Women writers – part of IWD celebrations in Accra

I attended most of an International Women’s Day event at the Alliance Francaise on Friday 8 March in the evening:  Women of the world: Talking about a revolution, partly because I received an invitation from one of the authors involved, and also because I always feel happy to support writers who want to promote themselves and their work.

I admit I didn’t stay till the end – but managed to at least 23.00 [pretty late for some of us who get up really early – before 6am – in order to go to work!]. I enjoyed the combination of music (for and about women) and words, and the Alliance Francaise is a great venue for outdoor events in the evenings.

I will say more at a later time, but it is a great tribute to the organizers, the AWDF, the Alliance Francaise, and the writers, to come together for such an event.

NB:  this post is done as part of an activity organized by @BloggingGhana

 

 

 

 

Manu Herbstein describes Accra’s literary scene

This is just a quick post to alert readers of Ghanaian/South African Manu Herbstein’s article on Accra’s literary scene, currently posted on the South African BooksLive website.

I have to admit to admit that Herbstein captures events which I certainly attended – and may even have mentioned in this blog. He also describes many I had  heard about but didn’t manage to go to, in addition to several others I didn’t know about at all.

Definitely a worthwhile summary of the last year here in Accra.

World Poetry Day – two favourite poems

Today – 21 March – is World Poetry Day as proclaimed by UNESCO.  A UN press release says among other things

“World Poetry Day is an invitation to reflect on the power of language and the full development of each person’s creative abilities.”

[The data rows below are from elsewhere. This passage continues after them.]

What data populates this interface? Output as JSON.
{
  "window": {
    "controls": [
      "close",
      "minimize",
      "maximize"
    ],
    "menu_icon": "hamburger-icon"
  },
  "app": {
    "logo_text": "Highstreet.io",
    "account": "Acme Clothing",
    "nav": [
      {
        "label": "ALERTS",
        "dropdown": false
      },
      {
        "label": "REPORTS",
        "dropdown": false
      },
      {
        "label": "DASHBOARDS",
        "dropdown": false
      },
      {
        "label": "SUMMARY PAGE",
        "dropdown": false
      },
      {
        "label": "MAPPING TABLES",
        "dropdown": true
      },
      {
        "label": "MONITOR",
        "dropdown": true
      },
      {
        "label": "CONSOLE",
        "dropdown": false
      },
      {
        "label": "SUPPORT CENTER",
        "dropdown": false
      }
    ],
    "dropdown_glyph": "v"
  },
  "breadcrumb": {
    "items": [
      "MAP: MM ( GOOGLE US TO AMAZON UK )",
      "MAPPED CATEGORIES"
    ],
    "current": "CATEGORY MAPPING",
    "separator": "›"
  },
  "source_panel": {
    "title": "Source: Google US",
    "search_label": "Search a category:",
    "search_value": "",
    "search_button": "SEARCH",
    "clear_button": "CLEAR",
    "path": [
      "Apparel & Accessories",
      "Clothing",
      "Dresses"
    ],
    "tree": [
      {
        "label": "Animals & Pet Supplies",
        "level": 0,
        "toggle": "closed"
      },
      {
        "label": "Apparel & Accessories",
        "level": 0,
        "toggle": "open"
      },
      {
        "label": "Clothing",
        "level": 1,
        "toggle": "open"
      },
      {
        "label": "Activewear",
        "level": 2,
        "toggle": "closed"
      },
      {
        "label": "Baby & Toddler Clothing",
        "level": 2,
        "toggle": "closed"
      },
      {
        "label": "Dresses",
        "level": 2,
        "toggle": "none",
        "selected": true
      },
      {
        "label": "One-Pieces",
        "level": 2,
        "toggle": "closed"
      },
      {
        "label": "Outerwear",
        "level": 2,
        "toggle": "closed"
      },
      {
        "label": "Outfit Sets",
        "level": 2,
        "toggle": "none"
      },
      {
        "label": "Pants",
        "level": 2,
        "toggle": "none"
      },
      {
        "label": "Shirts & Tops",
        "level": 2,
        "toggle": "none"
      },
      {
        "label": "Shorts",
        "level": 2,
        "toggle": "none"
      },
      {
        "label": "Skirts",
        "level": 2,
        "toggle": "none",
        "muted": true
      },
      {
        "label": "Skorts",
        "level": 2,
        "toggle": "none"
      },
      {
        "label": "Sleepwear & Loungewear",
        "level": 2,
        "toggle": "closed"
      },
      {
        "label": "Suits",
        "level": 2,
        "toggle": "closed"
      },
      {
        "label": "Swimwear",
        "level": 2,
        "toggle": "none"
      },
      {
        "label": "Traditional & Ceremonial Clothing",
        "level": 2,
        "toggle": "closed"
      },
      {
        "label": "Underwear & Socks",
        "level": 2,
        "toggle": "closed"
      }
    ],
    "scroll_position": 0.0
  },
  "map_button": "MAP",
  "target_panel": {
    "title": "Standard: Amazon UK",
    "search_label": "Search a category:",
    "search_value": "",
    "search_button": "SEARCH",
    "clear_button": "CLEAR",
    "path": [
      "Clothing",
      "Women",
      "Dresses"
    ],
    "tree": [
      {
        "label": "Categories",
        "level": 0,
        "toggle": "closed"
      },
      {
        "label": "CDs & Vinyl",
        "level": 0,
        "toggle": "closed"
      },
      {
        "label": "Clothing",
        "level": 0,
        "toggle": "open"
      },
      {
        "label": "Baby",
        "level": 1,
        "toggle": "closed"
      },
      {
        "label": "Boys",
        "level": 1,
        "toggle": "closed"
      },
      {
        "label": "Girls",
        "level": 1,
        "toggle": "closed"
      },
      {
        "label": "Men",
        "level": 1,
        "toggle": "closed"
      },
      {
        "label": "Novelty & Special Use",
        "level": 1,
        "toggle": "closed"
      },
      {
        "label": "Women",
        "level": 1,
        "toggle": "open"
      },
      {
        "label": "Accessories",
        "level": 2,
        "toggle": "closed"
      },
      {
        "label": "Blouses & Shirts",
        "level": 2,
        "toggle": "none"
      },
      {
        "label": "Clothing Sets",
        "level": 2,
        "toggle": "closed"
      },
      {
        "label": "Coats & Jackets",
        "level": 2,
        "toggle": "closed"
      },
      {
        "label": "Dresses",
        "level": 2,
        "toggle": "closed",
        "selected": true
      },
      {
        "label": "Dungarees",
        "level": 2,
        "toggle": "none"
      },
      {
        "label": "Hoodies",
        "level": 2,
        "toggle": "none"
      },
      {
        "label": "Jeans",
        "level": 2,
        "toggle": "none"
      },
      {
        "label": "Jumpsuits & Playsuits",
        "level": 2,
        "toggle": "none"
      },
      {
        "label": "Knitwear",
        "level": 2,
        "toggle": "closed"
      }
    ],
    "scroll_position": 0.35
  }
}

Personally I have to admit that I am not a great poetry reader.  But once in while, I will come across poems that really strikes a cord with me, and I would like to share them here.

The first is by Mamle Kabu, a Ghanaian writer who is mainly known for her short stories.  The following comes Laban Carrick Hill’s website, for which I say thank you:

Orange Juice

My dying wish?
Orange juice
From oranges that are yellow
Not orange,
Oranges from the forests of Ghana
Grown wild in cool shade
And careless beauty

Why orange juice?
Because it’s the colour of the sun
And tastes like life,
And even better things
that have no name
But can be drunk

Oranges loaded onto mammy trucks
Piled high by the roadside
Hawked with peel neatly shaved
Sucked dry, turned inside out
For the last drops
Of trapped sunlight
posing as juice

That’s what I want
That dying day,
The sun distilled
Light as liquid
A mouthful of life
No, even better things
That can’t be named
But can be drunk

The second, interestingly enough, also has a food element in it, and is by Grace Nichols (available on the web, but taken from Poems on the underground, edited by Gerard Benson, Judith Chernaik and Cicely Herbert. 10th ed. Weidenfeld & Nicolson, London. 2007.)

Like a beacon

In London
every now and then
I get this craving
for my mother’s food
I leave art galleries
in search of plantains
saltfish/sweet potatoes

I need this link

I need this touch
of home
swinging my bag
like a beacon
against the cold.

Enjoy!